Aside from Clint Eastwood’s fictional world of cops and robbers, in the real world of street violence, most victims of non fatal shootings are likely fortunate beneficiaries of lucky mistakes—a little to the left, or to the right, or a bit higher or lower, and it’s showtime for the grim reaper. Shooters in those instances are cold-blooded attempted murderers who merely failed to achieve their goals of becoming actual killers.
When shots are fired between gun-toting criminals there’s a narrow line between who lives and who dies. However, if bad shooters, the killer wannabes who couldn’t hit the broad side of a liquor store if they tried, fire enough rounds at their targets, it’s probable they will eventually get the job done and send someone to an early grave.
Attempted murders are failed homicides.
Chicago – At the end of 2021, the city totaled 3561 shootings, 300 more than were recorded in 2020, and 1,415 more than in 2019. The rising number of shootings in this city is staggering.
Focusing on Chicago’s 2021 stats, of the 3,561 people shot, 797 died. The remaining 2,764 were fortunate beneficiaries of lucky mistakes—at least 2,764 (+/-) shooters missed their marks. Many more, I’m certain, failed to to strike their intended targets at all, sending wild, errant rounds zinging and bouncing off walls, street lamps, storefronts, or grandma’s porch swing before coming to a stop who knows where.
In the same year, in Philadelphia, 2332 people were shot. 486 people died, while 1846 survived the poor shooting abilities of people who likely tried to kill each of the 1846 survivors.
This alarming story of violence in our country’s largest cities repeats from coast to coast and from top to bottom.
A Vicious Circle
The lucky break for many who survive a blast from a firearm often results in an unlucky occurrence for the shooters of poor aim fame. This is so because victims of the aim-challenged and/or their friends frequently retaliate by shooting the shooters. And those who miss the first time are apt to try and try again until they successfully “pop a cap” into the body of their nemesis. After all, street shootings are like potato chips to the hardcore offenders—one person shot is never enough. There must be more.

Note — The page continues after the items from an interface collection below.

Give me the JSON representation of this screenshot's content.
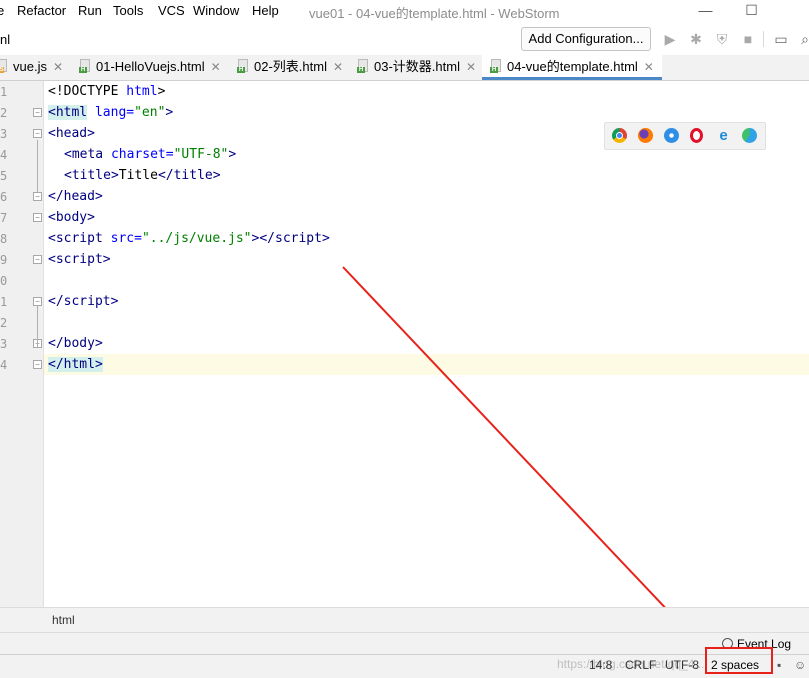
{
  "menu": [
    {
      "label": "e"
    },
    {
      "label": "Refactor"
    },
    {
      "label": "Run"
    },
    {
      "label": "Tools"
    },
    {
      "label": "VCS"
    },
    {
      "label": "Window"
    },
    {
      "label": "Help"
    }
  ],
  "window_title": "vue01 - 04-vue的template.html - WebStorm",
  "window_controls": {
    "minimize": "—",
    "maximize": "☐"
  },
  "toolbar": {
    "breadcrumb": "nl",
    "add_configuration": "Add Configuration..."
  },
  "tabs": [
    {
      "label": "vue.js",
      "icon": "js-file-icon"
    },
    {
      "label": "01-HelloVuejs.html",
      "icon": "html-file-icon"
    },
    {
      "label": "02-列表.html",
      "icon": "html-file-icon"
    },
    {
      "label": "03-计数器.html",
      "icon": "html-file-icon"
    },
    {
      "label": "04-vue的template.html",
      "icon": "html-file-icon",
      "active": true
    }
  ],
  "line_numbers": [
    "1",
    "2",
    "3",
    "4",
    "5",
    "6",
    "7",
    "8",
    "9",
    "0",
    "1",
    "2",
    "3",
    "4"
  ],
  "code": {
    "l1": {
      "a": "<!DOCTYPE ",
      "b": "html",
      "c": ">"
    },
    "l2": {
      "tag": "<html",
      "attr": " lang=",
      "val": "\"en\"",
      "end": ">"
    },
    "l3": {
      "tag": "<head",
      "end": ">"
    },
    "l4": {
      "tag": "<meta",
      "attr": " charset=",
      "val": "\"UTF-8\"",
      "end": ">"
    },
    "l5": {
      "tag1": "<title",
      "gt": ">",
      "text": "Title",
      "tag2": "</title",
      "end": ">"
    },
    "l6": {
      "tag": "</head",
      "end": ">"
    },
    "l7": {
      "tag": "<body",
      "end": ">"
    },
    "l8": {
      "tag": "<script",
      "attr": " src=",
      "val": "\"../js/vue.js\"",
      "gt": ">",
      "tag2": "</script",
      "end": ">"
    },
    "l9": {
      "tag": "<script",
      "end": ">"
    },
    "l11": {
      "tag": "</script",
      "end": ">"
    },
    "l13": {
      "tag": "</body",
      "end": ">"
    },
    "l14": {
      "tag": "</html",
      "end": ">"
    }
  },
  "browser_icons": [
    "chrome-icon",
    "firefox-icon",
    "safari-icon",
    "opera-icon",
    "ie-icon",
    "edge-icon"
  ],
  "footer_breadcrumb": "html",
  "event_log": "Event Log",
  "status": {
    "position": "14:8",
    "line_sep": "CRLF",
    "encoding": "UTF-8",
    "indent": "2 spaces"
  },
  "watermark": "https://blog.csdn.net/qq_4...",
  "annotation_color": "#e8221a"
}
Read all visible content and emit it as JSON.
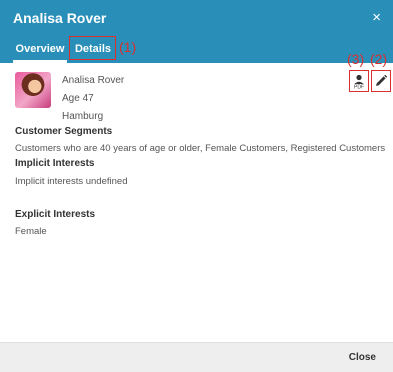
{
  "dialog": {
    "title": "Analisa Rover",
    "close_symbol": "×"
  },
  "tabs": [
    {
      "label": "Overview",
      "active": true
    },
    {
      "label": "Details",
      "active": false
    }
  ],
  "annotations": {
    "one": "(1)",
    "two": "(2)",
    "three": "(3)",
    "color": "#d93030"
  },
  "profile": {
    "name": "Analisa Rover",
    "age": "Age 47",
    "city": "Hamburg"
  },
  "actions": {
    "pdf_icon": "user-pdf-icon",
    "edit_icon": "pencil-icon"
  },
  "sections": {
    "segments_title": "Customer Segments",
    "segments_text": "Customers who are 40 years of age or older, Female Customers, Registered Customers",
    "implicit_title": "Implicit Interests",
    "implicit_text": "Implicit interests undefined",
    "explicit_title": "Explicit Interests",
    "explicit_text": "Female"
  },
  "footer": {
    "close_label": "Close"
  },
  "colors": {
    "header": "#2a8fb8",
    "footer": "#eeeeee"
  }
}
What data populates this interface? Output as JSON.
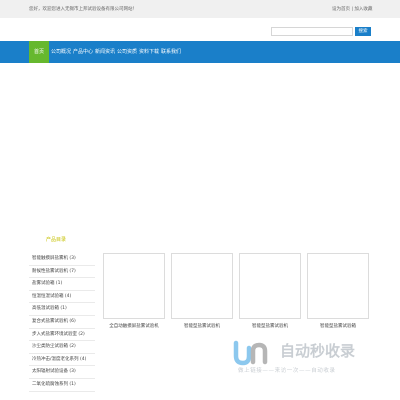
{
  "topbar": {
    "welcome": "您好，欢迎您进入无锡市上邦试验设备有限公司网站！",
    "set_home": "设为首页",
    "separator": "|",
    "add_favorite": "加入收藏"
  },
  "search": {
    "placeholder": "",
    "button_label": "搜索"
  },
  "nav": {
    "items": [
      "首页",
      "公司概况",
      "产品中心",
      "新闻资讯",
      "公司资质",
      "资料下载",
      "联系我们"
    ]
  },
  "categories": {
    "title": "产品目录",
    "items": [
      "智能触摸屏盐雾机 (3)",
      "耐候性盐雾试验机 (7)",
      "盐雾试验箱 (1)",
      "恒温恒湿试验箱 (4)",
      "高低温试验箱 (1)",
      "复合式盐雾试验机 (6)",
      "步入式盐雾环境试验室 (2)",
      "沙尘类防尘试验箱 (2)",
      "冷热冲击/温度老化系列 (4)",
      "太阳辐射试验设备 (3)",
      "二氧化硫腐蚀系列 (1)"
    ]
  },
  "products": [
    {
      "name": "全自动触摸屏盐雾试验机"
    },
    {
      "name": "智能型盐雾试验机"
    },
    {
      "name": "智能型盐雾试验机"
    },
    {
      "name": "智能型盐雾试验箱"
    }
  ],
  "watermark": {
    "text": "自动秒收录",
    "subtext": "做上链接——来访一次——自动收录"
  },
  "colors": {
    "nav_bg": "#1a7fc9",
    "nav_active": "#66b82e",
    "category_title": "#c6c100"
  }
}
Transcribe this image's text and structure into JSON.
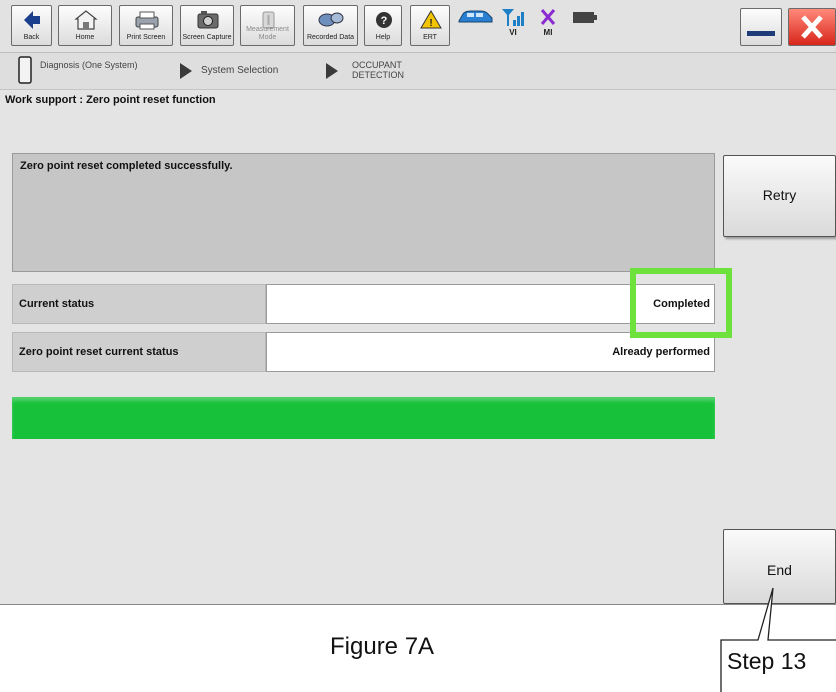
{
  "toolbar": {
    "buttons": [
      {
        "label": "Back"
      },
      {
        "label": "Home"
      },
      {
        "label": "Print Screen"
      },
      {
        "label": "Screen Capture"
      },
      {
        "label": "Measurement Mode"
      },
      {
        "label": "Recorded Data"
      },
      {
        "label": "Help"
      },
      {
        "label": "ERT"
      }
    ],
    "status": [
      {
        "label": "VI"
      },
      {
        "label": "MI"
      }
    ]
  },
  "breadcrumb": {
    "items": [
      {
        "label": "Diagnosis (One System)"
      },
      {
        "label": "System Selection"
      },
      {
        "label": "OCCUPANT DETECTION"
      }
    ]
  },
  "page": {
    "title": "Work support : Zero point reset function",
    "message": "Zero point reset completed successfully."
  },
  "rows": [
    {
      "label": "Current status",
      "value": "Completed"
    },
    {
      "label": "Zero point reset current status",
      "value": "Already performed"
    }
  ],
  "progress": {
    "fraction": 1.0,
    "color": "#17c13a"
  },
  "buttons": {
    "retry": "Retry",
    "end": "End"
  },
  "annotation": {
    "caption": "Figure 7A",
    "step": "Step 13",
    "highlight_color": "#6ee23c"
  }
}
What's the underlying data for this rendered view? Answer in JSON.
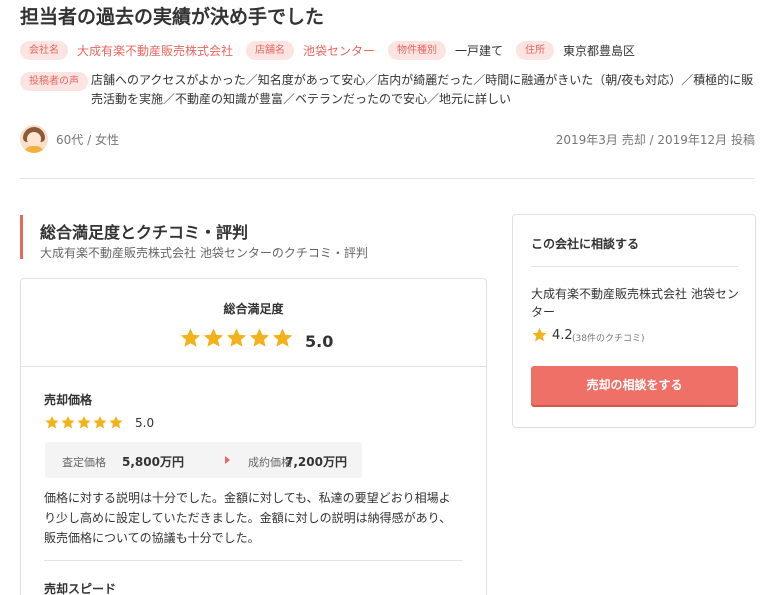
{
  "title": "担当者の過去の実績が決め手でした",
  "tags": {
    "company_label": "会社名",
    "company_value": "大成有楽不動産販売株式会社",
    "store_label": "店舗名",
    "store_value": "池袋センター",
    "property_label": "物件種別",
    "property_value": "一戸建て",
    "address_label": "住所",
    "address_value": "東京都豊島区"
  },
  "voice": {
    "label": "投稿者の声",
    "text": "店舗へのアクセスがよかった／知名度があって安心／店内が綺麗だった／時間に融通がきいた（朝/夜も対応）／積極的に販売活動を実施／不動産の知識が豊富／ベテランだったので安心／地元に詳しい"
  },
  "poster": {
    "who": "60代 / 女性",
    "posted": "2019年3月 売却 / 2019年12月 投稿"
  },
  "section": {
    "title": "総合満足度とクチコミ・評判",
    "subtitle": "大成有楽不動産販売株式会社 池袋センターのクチコミ・評判"
  },
  "overall": {
    "label": "総合満足度",
    "score": "5.0",
    "rating": 5
  },
  "sale_price": {
    "title": "売却価格",
    "score": "5.0",
    "rating": 5,
    "assess_label": "査定価格",
    "assess_value": "5,800万円",
    "deal_label": "成約価格",
    "deal_value": "7,200万円",
    "description": "価格に対する説明は十分でした。金額に対しても、私達の要望どおり相場より少し高めに設定していただきました。金額に対しの説明は納得感があり、販売価格についての協議も十分でした。"
  },
  "sale_speed": {
    "title": "売却スピード"
  },
  "sidebar": {
    "title": "この会社に相談する",
    "company": "大成有楽不動産販売株式会社 池袋センター",
    "score": "4.2",
    "count": "(38件のクチコミ)",
    "button": "売却の相談をする"
  },
  "colors": {
    "accent": "#e8675f",
    "star": "#f2b21b",
    "tag_bg": "#fbe4e1",
    "button": "#ee7067"
  }
}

Devoting more time to catching the poor shooters, the failed murderers, would no doubt result in less homicides, because removing poor-aimers and their guns from the streets would decrease the overall number of shots-fired. Less shots fired would obviously decrease the overall number of people killed by gunfire.
Fewer shots fired = fewer people wounded or killed = safer communities = more time for officers to devote to other matters, including proactive policing as opposed to reactionary policing = even safer communities = less illegal guns in the hands of potential shooters.
Catching the people who attempt to kill but fail is a tactic that attacks the source of the overall problem. It’s a plan that would/could prevent more deaths, instead of reactively wading through a pile of bodies at the morgue (after the fact), hoping to find clues that lead back to a murderer.
The ideal situation would be to have two teams of skilled investigators working simultaneously, one tracking down and arresting the failed shooters, and the other solving homicides. Eventually, the two would meet in the middle at a point where both stats—failed and successful murders—are greatly decreased.
Unfortunately, most departments struggle to fund the number of officers and equipment they currently have in place. Defunding the police has, of course, exacerbated the problem. It takes people-power to make an out-of-control situation, more manageable, such as the aforementioned shootings. When control is finally achieved, it must be maintained by proactively sending officers out into the streets to interact with citizens on a personal basis.
Without the proper number of available officers and investigators, though, the path to reducing homicides and attempted murders is a long and rocky road.